5 – Changing the way our education, legal, and social systems accept, engage, and help autistic people is going to be a massive and expensive effort; one that is just now beginning. It’s even more critical as we begin to understand the true size of the autism community (including the large numbers of previously undiagnosed or misdiagnosed adults.)
Please read it and think about it.
Then let's talk.
Brent Mack, a 27-year-old autistic man from Perth, Australia, has been sentenced to twenty years in prison for killing his mother, Ah Bee Mack. Her body has never been found. Brent claims she killed herself, and he hid the body because he promised to keep the suicide a secret.
Justice John McKechnie found Mack had killed his mother to benefit financially from the lucrative real estate assets she had inherited only months before her death from her late husband.
After his mother's death, Mack moved almost immediately to start siphoning hundreds of thousands of dollars out of her accounts.
Mack kept his head bowed and eyes closed through his sentencing in the Supreme Court of WA on Friday.
Psychological and psychiatric assessments of Mack had ruled out his autism as a factor in the murder.
"Your autism does not explain your crime let alone excuse it," Justice McKechnie said.
But he did find Mack had lived a solitary and sombre life due to his condition, that he had been the target of abuse from his elderly father and incapable of forming relationships.
"You are a very damaged young man," Justice McKechnie said.
So there's this thing that happens?
Where an autistic person will say or do something dumb or thoughtless?
And then we're all supposed to decide not to like them anymore?
Let's try not to do that.
Let's remember that autism impairs communication and socialization, pretty much always.
So-- those big famous autistic people who speak so well and write so movingly?
Still are likelier to mess up and say something wildly off-key than our neurotypical heroes are.
And we have to remember that,
In order not to make some faction of Autismland hate you with what you say or do,
You have to walk such a complicated network of tightropes that sooner or later you're going to fall.
And if you talk publicly about autism, you're going to be spectacularly wrong from time to time.
No matter how smart or good-hearted you are.
No matter how autistic you are.
Because autism is hard.
when I read that someone autistic who I admire is working with a celebrity who says dangerous things
Or a charity whose work I oppose
Or has made insensitive comments about gender
Or about "functional levels"
Or what have you
I try to say-- "Oh, autistic people are just like everyone else.
Imperfect, and frustrating and
Different From Me."
Why do I try harder to do this with autistic people than with most other people?
Because they have social and communicative challenges that most other people don't.
Because they are My People.
Because I know that probably not enough other people are trying to understand and keep empathy
When people get autistic, not in a nice way.
It's not my job to be Fair.
It's my job to promote the rights of autistic people.
One of those rights
Is the right to disagree.
Even with me.
"I think this kid's cool.
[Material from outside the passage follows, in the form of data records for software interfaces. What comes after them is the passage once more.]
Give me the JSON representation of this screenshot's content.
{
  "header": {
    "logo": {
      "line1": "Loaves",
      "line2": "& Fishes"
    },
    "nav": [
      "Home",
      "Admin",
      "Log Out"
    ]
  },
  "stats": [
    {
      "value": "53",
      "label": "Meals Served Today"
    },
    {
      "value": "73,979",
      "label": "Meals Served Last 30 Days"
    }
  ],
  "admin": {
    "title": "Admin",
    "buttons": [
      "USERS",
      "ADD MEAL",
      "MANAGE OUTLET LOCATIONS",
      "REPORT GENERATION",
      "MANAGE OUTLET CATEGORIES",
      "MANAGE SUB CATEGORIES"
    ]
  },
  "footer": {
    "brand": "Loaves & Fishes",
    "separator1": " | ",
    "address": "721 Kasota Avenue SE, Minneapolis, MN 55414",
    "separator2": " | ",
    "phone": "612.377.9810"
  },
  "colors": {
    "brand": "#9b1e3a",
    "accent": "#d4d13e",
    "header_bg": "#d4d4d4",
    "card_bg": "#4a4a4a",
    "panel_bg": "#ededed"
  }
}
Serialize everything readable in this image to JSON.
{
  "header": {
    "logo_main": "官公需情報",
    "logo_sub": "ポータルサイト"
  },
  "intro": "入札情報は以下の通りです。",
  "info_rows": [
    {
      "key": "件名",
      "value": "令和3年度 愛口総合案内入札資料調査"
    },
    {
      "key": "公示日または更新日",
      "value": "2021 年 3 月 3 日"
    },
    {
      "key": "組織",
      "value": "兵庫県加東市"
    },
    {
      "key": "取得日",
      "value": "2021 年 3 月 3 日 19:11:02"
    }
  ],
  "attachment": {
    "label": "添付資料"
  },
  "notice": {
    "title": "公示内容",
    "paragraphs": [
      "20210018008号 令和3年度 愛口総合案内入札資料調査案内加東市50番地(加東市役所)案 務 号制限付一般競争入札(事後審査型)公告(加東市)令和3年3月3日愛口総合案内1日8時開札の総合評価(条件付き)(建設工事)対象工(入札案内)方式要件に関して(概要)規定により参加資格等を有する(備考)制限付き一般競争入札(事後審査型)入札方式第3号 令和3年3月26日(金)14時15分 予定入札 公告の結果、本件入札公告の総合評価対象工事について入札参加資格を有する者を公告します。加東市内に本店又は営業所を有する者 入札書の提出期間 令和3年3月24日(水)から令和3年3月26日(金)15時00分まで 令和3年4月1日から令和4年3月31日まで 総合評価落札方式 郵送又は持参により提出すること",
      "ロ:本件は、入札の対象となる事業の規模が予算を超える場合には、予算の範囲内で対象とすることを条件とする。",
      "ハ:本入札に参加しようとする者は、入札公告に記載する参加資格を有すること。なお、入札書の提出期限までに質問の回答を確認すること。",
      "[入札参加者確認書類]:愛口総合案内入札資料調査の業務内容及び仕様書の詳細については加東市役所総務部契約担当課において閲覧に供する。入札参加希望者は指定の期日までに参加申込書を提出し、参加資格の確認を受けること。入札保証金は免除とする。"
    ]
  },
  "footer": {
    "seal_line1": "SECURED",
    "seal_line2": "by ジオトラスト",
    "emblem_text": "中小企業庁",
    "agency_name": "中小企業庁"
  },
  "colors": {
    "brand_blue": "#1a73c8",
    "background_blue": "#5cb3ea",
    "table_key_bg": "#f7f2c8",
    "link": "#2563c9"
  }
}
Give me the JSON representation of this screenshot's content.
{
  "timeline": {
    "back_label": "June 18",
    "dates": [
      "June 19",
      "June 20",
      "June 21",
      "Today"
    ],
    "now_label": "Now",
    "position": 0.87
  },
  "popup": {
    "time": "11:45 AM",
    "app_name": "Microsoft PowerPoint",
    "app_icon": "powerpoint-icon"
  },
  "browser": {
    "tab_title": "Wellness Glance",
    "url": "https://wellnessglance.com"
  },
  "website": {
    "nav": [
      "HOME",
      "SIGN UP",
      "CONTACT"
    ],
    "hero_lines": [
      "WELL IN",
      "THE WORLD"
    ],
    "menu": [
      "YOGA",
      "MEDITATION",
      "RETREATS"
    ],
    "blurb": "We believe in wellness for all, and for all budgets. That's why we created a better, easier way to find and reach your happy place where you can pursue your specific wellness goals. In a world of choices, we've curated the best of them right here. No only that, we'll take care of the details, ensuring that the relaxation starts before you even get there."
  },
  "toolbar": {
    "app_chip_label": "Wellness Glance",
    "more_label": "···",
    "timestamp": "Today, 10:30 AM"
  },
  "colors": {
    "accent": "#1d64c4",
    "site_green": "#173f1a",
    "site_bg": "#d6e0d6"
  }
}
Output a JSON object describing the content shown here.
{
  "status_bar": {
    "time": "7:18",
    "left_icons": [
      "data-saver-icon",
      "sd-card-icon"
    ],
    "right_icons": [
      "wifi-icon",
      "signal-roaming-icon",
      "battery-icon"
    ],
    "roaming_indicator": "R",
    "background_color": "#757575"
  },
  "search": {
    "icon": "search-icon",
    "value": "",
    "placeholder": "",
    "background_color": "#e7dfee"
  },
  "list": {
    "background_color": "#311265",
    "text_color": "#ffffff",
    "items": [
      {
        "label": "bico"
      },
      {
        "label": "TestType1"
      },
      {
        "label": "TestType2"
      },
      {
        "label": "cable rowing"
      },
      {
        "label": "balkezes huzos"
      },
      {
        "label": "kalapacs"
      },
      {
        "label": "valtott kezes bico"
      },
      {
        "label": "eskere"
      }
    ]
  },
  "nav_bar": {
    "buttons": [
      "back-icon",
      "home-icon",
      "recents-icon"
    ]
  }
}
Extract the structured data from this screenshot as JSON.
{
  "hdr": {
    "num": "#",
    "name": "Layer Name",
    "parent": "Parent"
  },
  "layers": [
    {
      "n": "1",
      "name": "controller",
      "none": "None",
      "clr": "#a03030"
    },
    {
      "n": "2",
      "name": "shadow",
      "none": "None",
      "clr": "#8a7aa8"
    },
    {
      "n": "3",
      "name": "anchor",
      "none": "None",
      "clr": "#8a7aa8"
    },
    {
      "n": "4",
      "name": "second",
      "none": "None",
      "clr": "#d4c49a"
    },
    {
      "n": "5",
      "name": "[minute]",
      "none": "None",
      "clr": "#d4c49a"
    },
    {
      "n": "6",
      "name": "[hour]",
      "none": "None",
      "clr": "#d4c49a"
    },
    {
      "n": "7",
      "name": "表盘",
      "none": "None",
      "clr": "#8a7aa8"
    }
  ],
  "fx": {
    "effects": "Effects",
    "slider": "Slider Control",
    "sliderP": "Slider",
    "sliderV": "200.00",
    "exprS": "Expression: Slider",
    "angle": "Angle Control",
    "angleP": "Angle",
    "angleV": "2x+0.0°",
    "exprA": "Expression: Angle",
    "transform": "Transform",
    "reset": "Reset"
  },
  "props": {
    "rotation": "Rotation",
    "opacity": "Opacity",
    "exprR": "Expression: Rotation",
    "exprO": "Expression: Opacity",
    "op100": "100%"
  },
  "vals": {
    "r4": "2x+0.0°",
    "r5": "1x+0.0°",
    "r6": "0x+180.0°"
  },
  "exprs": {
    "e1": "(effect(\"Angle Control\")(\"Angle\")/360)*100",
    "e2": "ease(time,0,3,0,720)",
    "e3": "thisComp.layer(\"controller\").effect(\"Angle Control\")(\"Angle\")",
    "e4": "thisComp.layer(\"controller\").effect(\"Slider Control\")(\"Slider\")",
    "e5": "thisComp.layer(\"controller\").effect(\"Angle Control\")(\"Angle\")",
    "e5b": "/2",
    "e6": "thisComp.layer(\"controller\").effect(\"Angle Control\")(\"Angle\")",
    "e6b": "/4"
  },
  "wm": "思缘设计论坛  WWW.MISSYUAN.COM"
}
I think I'm like him."
My friend Adam Bailey wrote this, in part because I asked him to. He's the guy who does the OWL comic strip, and he did the music for this cartoon we made together based on it. Adam has Asperger's syndrome. He works full-time repairing things. His wife and he have two sons, Colin, who just turned six, and Brendan, who is four. Colin has the sort of autism that makes life very difficult for himself and his family. Brendan is not autistic. When his mother recently asked Brendan what autism is, he replied, "when you need help to play."
Colin at Six
by Adam Bailey